Your objective — Below are the records; copy each line in which "number" occurs.

-- Information given follows --

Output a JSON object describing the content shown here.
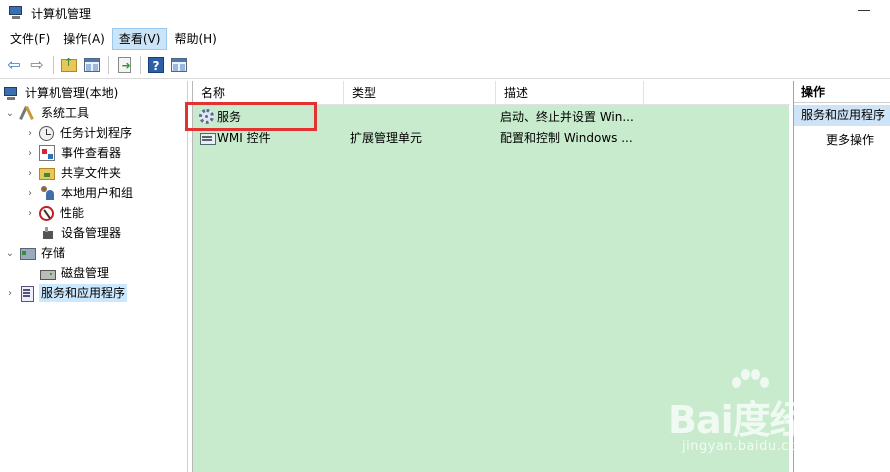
{
  "window": {
    "title": "计算机管理"
  },
  "menu": {
    "items": [
      {
        "label": "文件(F)",
        "active": false
      },
      {
        "label": "操作(A)",
        "active": false
      },
      {
        "label": "查看(V)",
        "active": true
      },
      {
        "label": "帮助(H)",
        "active": false
      }
    ]
  },
  "toolbar": {
    "buttons": [
      "back-icon",
      "forward-icon",
      "up-folder-icon",
      "show-hide-tree-icon",
      "export-list-icon",
      "help-icon",
      "show-hide-action-pane-icon"
    ]
  },
  "tree": {
    "root": "计算机管理(本地)",
    "items": [
      {
        "label": "系统工具",
        "icon": "tools-icon",
        "expander": "expanded"
      },
      {
        "label": "任务计划程序",
        "icon": "clock-icon",
        "expander": "collapsed"
      },
      {
        "label": "事件查看器",
        "icon": "event-viewer-icon",
        "expander": "collapsed"
      },
      {
        "label": "共享文件夹",
        "icon": "shared-folder-icon",
        "expander": "collapsed"
      },
      {
        "label": "本地用户和组",
        "icon": "users-icon",
        "expander": "collapsed"
      },
      {
        "label": "性能",
        "icon": "performance-icon",
        "expander": "collapsed"
      },
      {
        "label": "设备管理器",
        "icon": "device-manager-icon",
        "expander": "none"
      },
      {
        "label": "存储",
        "icon": "storage-icon",
        "expander": "expanded"
      },
      {
        "label": "磁盘管理",
        "icon": "disk-icon",
        "expander": "none"
      },
      {
        "label": "服务和应用程序",
        "icon": "services-apps-icon",
        "expander": "collapsed",
        "selected": true
      }
    ]
  },
  "list": {
    "columns": [
      "名称",
      "类型",
      "描述"
    ],
    "rows": [
      {
        "name": "服务",
        "type": "",
        "description": "启动、终止并设置 Win...",
        "icon": "services-gear-icon",
        "highlighted": true
      },
      {
        "name": "WMI 控件",
        "type": "扩展管理单元",
        "description": "配置和控制 Windows ...",
        "icon": "wmi-icon"
      }
    ]
  },
  "actions": {
    "header": "操作",
    "section": "服务和应用程序",
    "more": "更多操作"
  },
  "watermark": {
    "logo": "Bai度经验",
    "url": "jingyan.baidu.com"
  },
  "colors": {
    "list_background": "#c7ebcc",
    "selection": "#cce8ff",
    "highlight_box": "#e23232",
    "action_section": "#cfe3f6"
  }
}
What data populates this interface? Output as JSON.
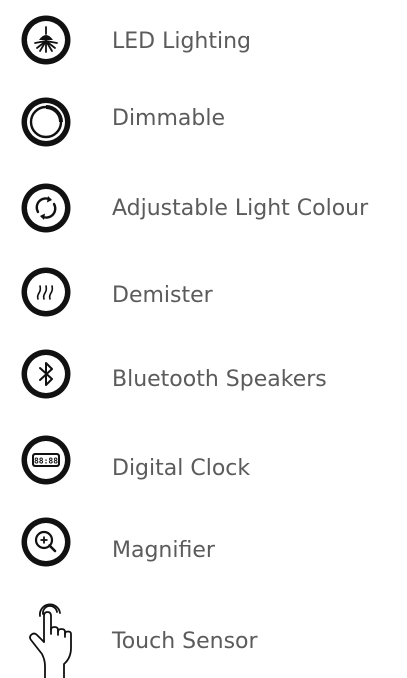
{
  "features": [
    {
      "label": "LED Lighting",
      "icon": "led-lighting-icon"
    },
    {
      "label": "Dimmable",
      "icon": "dimmable-icon"
    },
    {
      "label": "Adjustable Light Colour",
      "icon": "adjustable-light-colour-icon"
    },
    {
      "label": "Demister",
      "icon": "demister-icon"
    },
    {
      "label": "Bluetooth Speakers",
      "icon": "bluetooth-icon"
    },
    {
      "label": "Digital Clock",
      "icon": "digital-clock-icon"
    },
    {
      "label": "Magnifier",
      "icon": "magnifier-icon"
    },
    {
      "label": "Touch Sensor",
      "icon": "touch-hand-icon"
    }
  ],
  "colors": {
    "icon": "#111111",
    "text": "#5b5b5b"
  }
}
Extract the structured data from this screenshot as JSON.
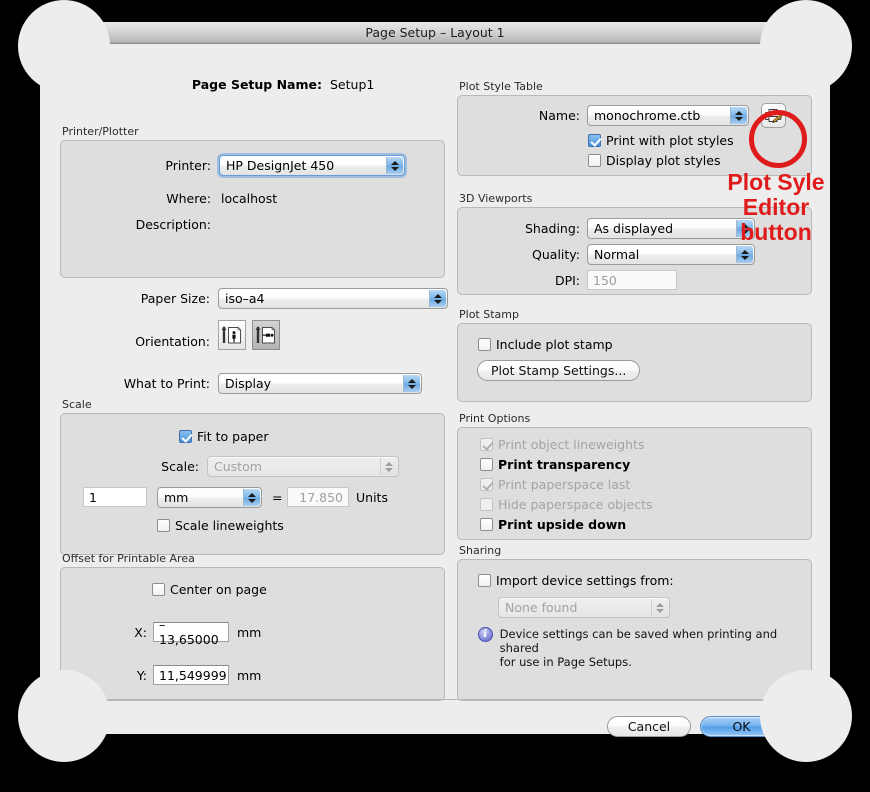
{
  "window": {
    "title": "Page Setup – Layout 1"
  },
  "setup_name": {
    "label": "Page Setup Name:",
    "value": "Setup1"
  },
  "printer_plotter": {
    "group_title": "Printer/Plotter",
    "printer_label": "Printer:",
    "printer_value": "HP DesignJet 450",
    "where_label": "Where:",
    "where_value": "localhost",
    "description_label": "Description:",
    "description_value": ""
  },
  "paper": {
    "paper_size_label": "Paper Size:",
    "paper_size_value": "iso–a4",
    "orientation_label": "Orientation:",
    "orientation_portrait": "portrait-orientation",
    "orientation_landscape": "landscape-orientation",
    "orientation_selected": "landscape",
    "what_to_print_label": "What to Print:",
    "what_to_print_value": "Display"
  },
  "scale": {
    "group_title": "Scale",
    "fit_to_paper_label": "Fit to paper",
    "fit_to_paper_checked": true,
    "scale_label": "Scale:",
    "scale_value": "Custom",
    "scale_disabled": true,
    "numerator_value": "1",
    "unit_value": "mm",
    "equals": "=",
    "denominator_value": "17.850",
    "units_label": "Units",
    "scale_lineweights_label": "Scale lineweights",
    "scale_lineweights_checked": false
  },
  "offset": {
    "group_title": "Offset for Printable Area",
    "center_on_page_label": "Center on page",
    "center_on_page_checked": false,
    "x_label": "X:",
    "x_value": "–13,65000",
    "x_unit": "mm",
    "y_label": "Y:",
    "y_value": "11,549999",
    "y_unit": "mm"
  },
  "plot_style_table": {
    "group_title": "Plot Style Table",
    "name_label": "Name:",
    "name_value": "monochrome.ctb",
    "editor_button": "plot-style-editor",
    "print_with_plot_styles_label": "Print with plot styles",
    "print_with_plot_styles_checked": true,
    "display_plot_styles_label": "Display plot styles",
    "display_plot_styles_checked": false
  },
  "viewports_3d": {
    "group_title": "3D Viewports",
    "shading_label": "Shading:",
    "shading_value": "As displayed",
    "quality_label": "Quality:",
    "quality_value": "Normal",
    "dpi_label": "DPI:",
    "dpi_value": "150",
    "dpi_disabled": true
  },
  "plot_stamp": {
    "group_title": "Plot Stamp",
    "include_label": "Include plot stamp",
    "include_checked": false,
    "settings_button": "Plot Stamp Settings..."
  },
  "print_options": {
    "group_title": "Print Options",
    "items": [
      {
        "label": "Print object lineweights",
        "checked": true,
        "disabled": true
      },
      {
        "label": "Print transparency",
        "checked": false,
        "disabled": false
      },
      {
        "label": "Print paperspace last",
        "checked": true,
        "disabled": true
      },
      {
        "label": "Hide paperspace objects",
        "checked": false,
        "disabled": true
      },
      {
        "label": "Print upside down",
        "checked": false,
        "disabled": false
      }
    ]
  },
  "sharing": {
    "group_title": "Sharing",
    "import_label": "Import device settings from:",
    "import_checked": false,
    "device_value": "None found",
    "device_disabled": true,
    "note_line1": "Device settings can be saved when printing and shared",
    "note_line2": "for use in Page Setups."
  },
  "footer": {
    "help_label": "?",
    "cancel_label": "Cancel",
    "ok_label": "OK"
  },
  "annotation": {
    "line1": "Plot Syle",
    "line2": "Editor",
    "line3": "button",
    "color": "#e01b1b"
  }
}
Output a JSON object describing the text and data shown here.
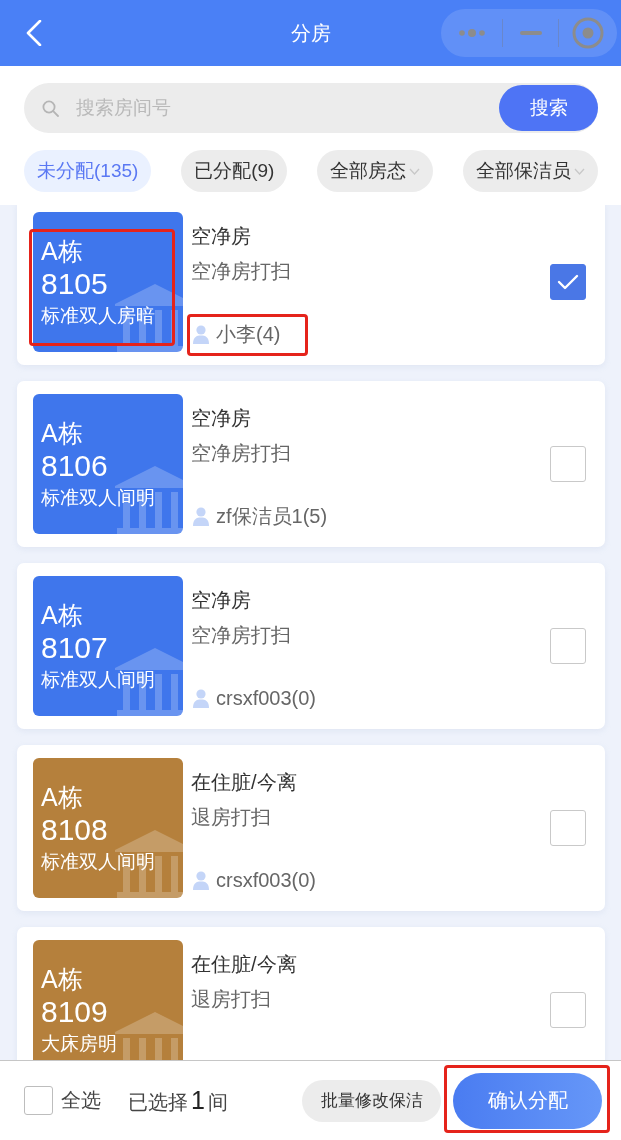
{
  "header": {
    "title": "分房"
  },
  "search": {
    "placeholder": "搜索房间号",
    "button": "搜索"
  },
  "filters": [
    {
      "kind": "tab",
      "label": "未分配(135)",
      "selected": true
    },
    {
      "kind": "tab",
      "label": "已分配(9)",
      "selected": false
    },
    {
      "kind": "dropdown",
      "label": "全部房态",
      "selected": false
    },
    {
      "kind": "dropdown",
      "label": "全部保洁员",
      "selected": false
    }
  ],
  "rooms": [
    {
      "building": "A栋",
      "number": "8105",
      "type": "标准双人房暗",
      "color": "#3f76ec",
      "status": "空净房",
      "task": "空净房打扫",
      "cleaner": "小李(4)",
      "checked": true,
      "highlighted": true
    },
    {
      "building": "A栋",
      "number": "8106",
      "type": "标准双人间明",
      "color": "#3f76ec",
      "status": "空净房",
      "task": "空净房打扫",
      "cleaner": "zf保洁员1(5)",
      "checked": false,
      "highlighted": false
    },
    {
      "building": "A栋",
      "number": "8107",
      "type": "标准双人间明",
      "color": "#3f76ec",
      "status": "空净房",
      "task": "空净房打扫",
      "cleaner": "crsxf003(0)",
      "checked": false,
      "highlighted": false
    },
    {
      "building": "A栋",
      "number": "8108",
      "type": "标准双人间明",
      "color": "#b5803c",
      "status": "在住脏/今离",
      "task": "退房打扫",
      "cleaner": "crsxf003(0)",
      "checked": false,
      "highlighted": false
    },
    {
      "building": "A栋",
      "number": "8109",
      "type": "大床房明",
      "color": "#b5803c",
      "status": "在住脏/今离",
      "task": "退房打扫",
      "checked": false,
      "highlighted": false
    }
  ],
  "footer": {
    "select_all": {
      "label": "全选",
      "checked": false
    },
    "selection": {
      "prefix": "已选择",
      "count": "1",
      "suffix": "间"
    },
    "batch_button": "批量修改保洁",
    "confirm_button": {
      "label": "确认分配",
      "highlighted": true
    }
  }
}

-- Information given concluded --

Finished exercise —
      "number": "8105",
      "number": "8106",
      "number": "8107",
      "number": "8108",
      "number": "8109",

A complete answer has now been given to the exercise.